I don’t want a relationship. Not some sodden thing, wet with pandering. Relationships these days are like dirty wet rags. Cold after use and stiff when dried out.
It’s too rigid and tried out. There’s no way to do it right. Try all you want, but failure is going to come, especially if you try and preserve it like some special thing.
Truthfully, we use a rag to do our dirty work, then hang it up and forget it. After we’ve gotten what we want.
This example is obviously utilitarian. And honestly our behavior is just as transparent. Unfortunately though our willful ignorance keeps us blind. We all like to think we’re better. We care. And we have a list of examples of how much we give a shit.
None of us want this, relationship littered with justifications. But we settle. We grow comforted by routine, massaged by familiar patterns, we convienetly forget how we are the ones using the wet rag to wipe up our troubles.
We are though clearly, we are users and abusers. Even if they are too – it’s a business partnership, and if we care to make a difference in the world, we should confront ourselves first. Or at least take to heart what our beloved partners say. They may be angry and say things in the heat of the moment they take back. But so many of those things are the words of the Buddha, or Jesus or whoever that we need to hear but would prefer to ignore.
Which is why we have business relationships in the first place. And we know what we shouldn’t tell our partners. We know precisely what hurts our lovers and we tiptoe, tiptoe tiptoe – then use our knowledge as pointy spears to wring more use from our poor little rag friends.
The why of this is complex, but can be broken down into a few convienent things to laugh at. First we are lacking confidence in the enlightenment. We don’t believe we can give up our little pointy Spears and survive in this cutthroat world. It’s so beautiful!
We as individuals are lacking personal inspiration and examples. However this doesn’t mean we are trapped in our normal conditioned ways of relating. We can inspire ourselves. It’s left with us, or up to us, however you want to look at it.
We could be brave enough to say the things instead of tiptoeing around. We could tell the people we love that we know them authentically – and though it might take some time, this kind of love goes a little further than just liking people for their complimentary qualities.
We have to do this, and we have to start with ourselves. We can’t do anything for others until we’ve visited our depths, seen our shitty motivation and developed a friendship with ego’s stupidity. Having that friendship. Little by little we can say the things to others.
We can say all the things without animosity. We have to. This is what compassion and patience are all about. Compassion is not about being merely nice to people. Compassion is being nice to all of what people are, and you can’t be nice to all of someone, if you’re hiding from yourself or hiding your dirt in someone else.

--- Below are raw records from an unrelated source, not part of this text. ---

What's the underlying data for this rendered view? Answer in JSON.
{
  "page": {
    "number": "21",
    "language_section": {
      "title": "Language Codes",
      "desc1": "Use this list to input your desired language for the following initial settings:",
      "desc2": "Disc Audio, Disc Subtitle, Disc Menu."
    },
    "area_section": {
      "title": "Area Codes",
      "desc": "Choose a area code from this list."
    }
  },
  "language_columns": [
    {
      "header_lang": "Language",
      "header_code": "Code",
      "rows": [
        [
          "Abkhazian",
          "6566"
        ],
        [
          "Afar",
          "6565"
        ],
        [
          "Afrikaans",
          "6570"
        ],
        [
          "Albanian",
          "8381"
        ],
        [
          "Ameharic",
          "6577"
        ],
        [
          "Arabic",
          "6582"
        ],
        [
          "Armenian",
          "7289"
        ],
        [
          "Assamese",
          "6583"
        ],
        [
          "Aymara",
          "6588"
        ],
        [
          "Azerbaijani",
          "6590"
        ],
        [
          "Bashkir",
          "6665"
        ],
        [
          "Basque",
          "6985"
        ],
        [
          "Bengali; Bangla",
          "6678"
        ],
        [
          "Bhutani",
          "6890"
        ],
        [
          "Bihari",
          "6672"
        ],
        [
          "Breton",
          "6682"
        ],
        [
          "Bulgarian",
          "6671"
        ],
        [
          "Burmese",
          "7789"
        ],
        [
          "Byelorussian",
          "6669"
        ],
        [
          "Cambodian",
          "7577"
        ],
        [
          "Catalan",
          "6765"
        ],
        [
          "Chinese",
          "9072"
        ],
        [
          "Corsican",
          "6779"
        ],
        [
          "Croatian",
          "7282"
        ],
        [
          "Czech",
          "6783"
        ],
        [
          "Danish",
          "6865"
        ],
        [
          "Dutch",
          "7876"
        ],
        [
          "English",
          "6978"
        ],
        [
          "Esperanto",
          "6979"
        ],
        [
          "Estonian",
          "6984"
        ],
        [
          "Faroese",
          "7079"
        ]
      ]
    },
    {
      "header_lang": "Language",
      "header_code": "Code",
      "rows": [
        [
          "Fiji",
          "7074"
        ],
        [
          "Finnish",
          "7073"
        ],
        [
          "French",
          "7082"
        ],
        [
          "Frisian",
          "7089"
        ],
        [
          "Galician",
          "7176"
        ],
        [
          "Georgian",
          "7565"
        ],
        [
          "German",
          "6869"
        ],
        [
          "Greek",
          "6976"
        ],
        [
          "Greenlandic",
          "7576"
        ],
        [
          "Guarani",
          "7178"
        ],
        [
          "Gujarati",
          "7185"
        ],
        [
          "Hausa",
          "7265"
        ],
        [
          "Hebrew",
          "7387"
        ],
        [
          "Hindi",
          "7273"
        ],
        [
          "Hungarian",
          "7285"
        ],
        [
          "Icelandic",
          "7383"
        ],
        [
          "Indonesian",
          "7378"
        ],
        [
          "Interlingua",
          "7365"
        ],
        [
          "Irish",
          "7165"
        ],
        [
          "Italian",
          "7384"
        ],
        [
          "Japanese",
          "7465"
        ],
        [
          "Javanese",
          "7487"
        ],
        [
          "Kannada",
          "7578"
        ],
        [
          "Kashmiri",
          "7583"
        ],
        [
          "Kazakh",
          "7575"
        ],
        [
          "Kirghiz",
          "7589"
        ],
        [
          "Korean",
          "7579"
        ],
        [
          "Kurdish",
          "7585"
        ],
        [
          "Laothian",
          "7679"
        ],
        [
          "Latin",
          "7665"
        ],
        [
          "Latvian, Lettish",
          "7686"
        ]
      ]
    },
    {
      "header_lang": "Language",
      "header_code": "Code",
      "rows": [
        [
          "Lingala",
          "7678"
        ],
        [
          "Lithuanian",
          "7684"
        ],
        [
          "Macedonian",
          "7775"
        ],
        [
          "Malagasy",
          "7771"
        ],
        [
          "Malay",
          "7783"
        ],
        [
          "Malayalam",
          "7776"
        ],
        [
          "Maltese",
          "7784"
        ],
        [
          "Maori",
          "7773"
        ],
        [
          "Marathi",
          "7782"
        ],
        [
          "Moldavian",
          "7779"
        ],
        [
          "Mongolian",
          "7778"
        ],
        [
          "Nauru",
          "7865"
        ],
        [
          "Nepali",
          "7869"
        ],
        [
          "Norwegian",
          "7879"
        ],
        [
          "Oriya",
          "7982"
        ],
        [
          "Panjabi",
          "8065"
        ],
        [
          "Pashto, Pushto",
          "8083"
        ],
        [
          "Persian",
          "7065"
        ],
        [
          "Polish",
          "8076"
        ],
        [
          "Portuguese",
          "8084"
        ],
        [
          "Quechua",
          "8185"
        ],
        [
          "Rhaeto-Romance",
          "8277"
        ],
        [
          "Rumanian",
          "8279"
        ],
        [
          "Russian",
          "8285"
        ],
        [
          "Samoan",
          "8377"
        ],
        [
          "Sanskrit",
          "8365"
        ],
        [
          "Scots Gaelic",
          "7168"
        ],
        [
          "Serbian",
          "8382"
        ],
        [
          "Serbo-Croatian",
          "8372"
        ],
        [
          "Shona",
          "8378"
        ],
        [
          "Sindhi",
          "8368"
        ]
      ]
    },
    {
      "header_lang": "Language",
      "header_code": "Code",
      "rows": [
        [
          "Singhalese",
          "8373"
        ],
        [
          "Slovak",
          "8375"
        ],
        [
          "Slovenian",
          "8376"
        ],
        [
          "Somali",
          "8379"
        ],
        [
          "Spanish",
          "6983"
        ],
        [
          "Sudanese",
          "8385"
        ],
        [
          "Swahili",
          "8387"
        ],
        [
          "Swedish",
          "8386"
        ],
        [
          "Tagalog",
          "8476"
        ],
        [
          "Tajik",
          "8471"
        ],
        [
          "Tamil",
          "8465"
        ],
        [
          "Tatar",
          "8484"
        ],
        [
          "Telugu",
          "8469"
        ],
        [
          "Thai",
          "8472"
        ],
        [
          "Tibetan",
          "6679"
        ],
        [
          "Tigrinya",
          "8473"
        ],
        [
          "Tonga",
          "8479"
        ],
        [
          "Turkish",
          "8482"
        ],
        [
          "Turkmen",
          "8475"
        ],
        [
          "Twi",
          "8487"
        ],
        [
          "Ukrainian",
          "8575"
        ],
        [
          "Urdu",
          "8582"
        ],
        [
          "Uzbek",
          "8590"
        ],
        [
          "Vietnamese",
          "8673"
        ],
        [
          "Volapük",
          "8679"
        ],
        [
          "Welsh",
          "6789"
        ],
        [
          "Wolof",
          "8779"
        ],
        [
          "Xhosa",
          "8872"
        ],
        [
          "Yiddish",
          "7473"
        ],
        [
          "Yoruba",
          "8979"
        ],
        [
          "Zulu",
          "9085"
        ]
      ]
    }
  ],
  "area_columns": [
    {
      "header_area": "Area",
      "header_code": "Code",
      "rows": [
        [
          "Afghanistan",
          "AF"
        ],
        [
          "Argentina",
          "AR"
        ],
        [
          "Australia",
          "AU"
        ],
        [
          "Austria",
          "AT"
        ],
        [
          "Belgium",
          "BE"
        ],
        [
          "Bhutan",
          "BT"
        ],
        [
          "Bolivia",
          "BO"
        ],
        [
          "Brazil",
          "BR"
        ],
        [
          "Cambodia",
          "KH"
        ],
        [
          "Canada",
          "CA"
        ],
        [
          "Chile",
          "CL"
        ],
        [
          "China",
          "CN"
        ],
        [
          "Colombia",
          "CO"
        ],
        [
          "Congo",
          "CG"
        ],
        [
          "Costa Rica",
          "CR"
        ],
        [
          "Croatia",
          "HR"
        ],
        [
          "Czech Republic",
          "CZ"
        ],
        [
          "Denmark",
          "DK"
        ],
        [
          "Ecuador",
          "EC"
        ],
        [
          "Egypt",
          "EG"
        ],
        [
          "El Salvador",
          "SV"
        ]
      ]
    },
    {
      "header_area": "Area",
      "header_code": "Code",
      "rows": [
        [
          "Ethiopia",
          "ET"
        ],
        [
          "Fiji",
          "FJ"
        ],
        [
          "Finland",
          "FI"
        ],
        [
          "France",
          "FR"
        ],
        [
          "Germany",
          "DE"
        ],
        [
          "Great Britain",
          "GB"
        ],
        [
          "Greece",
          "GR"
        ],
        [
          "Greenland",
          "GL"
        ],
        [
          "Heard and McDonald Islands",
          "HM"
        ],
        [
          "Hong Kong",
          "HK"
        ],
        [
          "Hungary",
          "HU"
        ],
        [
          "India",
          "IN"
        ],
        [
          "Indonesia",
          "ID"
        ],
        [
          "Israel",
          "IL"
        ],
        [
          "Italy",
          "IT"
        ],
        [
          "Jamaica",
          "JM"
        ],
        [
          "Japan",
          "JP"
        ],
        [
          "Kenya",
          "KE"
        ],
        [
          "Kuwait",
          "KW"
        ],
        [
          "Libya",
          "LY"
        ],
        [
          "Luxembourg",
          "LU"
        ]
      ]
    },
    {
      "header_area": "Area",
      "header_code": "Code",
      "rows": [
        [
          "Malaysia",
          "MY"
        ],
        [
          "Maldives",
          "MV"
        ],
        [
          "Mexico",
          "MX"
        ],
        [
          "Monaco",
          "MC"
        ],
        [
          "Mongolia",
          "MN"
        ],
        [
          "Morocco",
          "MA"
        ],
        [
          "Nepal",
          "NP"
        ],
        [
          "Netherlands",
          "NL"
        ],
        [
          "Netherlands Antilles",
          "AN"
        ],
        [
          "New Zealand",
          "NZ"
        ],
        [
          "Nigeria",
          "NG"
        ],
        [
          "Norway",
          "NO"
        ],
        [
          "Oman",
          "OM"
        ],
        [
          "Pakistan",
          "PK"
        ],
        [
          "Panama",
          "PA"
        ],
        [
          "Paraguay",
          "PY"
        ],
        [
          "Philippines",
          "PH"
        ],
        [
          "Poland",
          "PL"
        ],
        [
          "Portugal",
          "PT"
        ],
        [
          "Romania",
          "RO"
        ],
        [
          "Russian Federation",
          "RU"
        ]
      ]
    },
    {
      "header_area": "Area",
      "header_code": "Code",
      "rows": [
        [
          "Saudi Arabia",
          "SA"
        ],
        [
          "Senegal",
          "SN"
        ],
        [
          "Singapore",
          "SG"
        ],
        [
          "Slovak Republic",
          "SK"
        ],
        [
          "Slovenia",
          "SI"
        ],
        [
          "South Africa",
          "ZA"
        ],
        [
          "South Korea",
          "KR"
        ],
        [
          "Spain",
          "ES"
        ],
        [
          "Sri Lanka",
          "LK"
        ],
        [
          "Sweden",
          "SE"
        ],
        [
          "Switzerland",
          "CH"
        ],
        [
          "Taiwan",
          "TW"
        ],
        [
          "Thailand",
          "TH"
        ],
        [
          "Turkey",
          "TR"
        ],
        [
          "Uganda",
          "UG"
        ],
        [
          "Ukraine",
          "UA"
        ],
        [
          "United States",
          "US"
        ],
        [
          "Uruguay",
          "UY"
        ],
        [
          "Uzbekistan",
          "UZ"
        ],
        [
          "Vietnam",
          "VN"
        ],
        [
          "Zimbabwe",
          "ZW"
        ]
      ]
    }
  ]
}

And patience. Patience isn’t about waiting for the best time to do this or say that. Patience is about saying the right things, the right wrong things, then not freaking out to try and fix the effect of the things, that we don’t like. Patience let’s life happen, but it doesn’t give up. Patience isn’t waiting.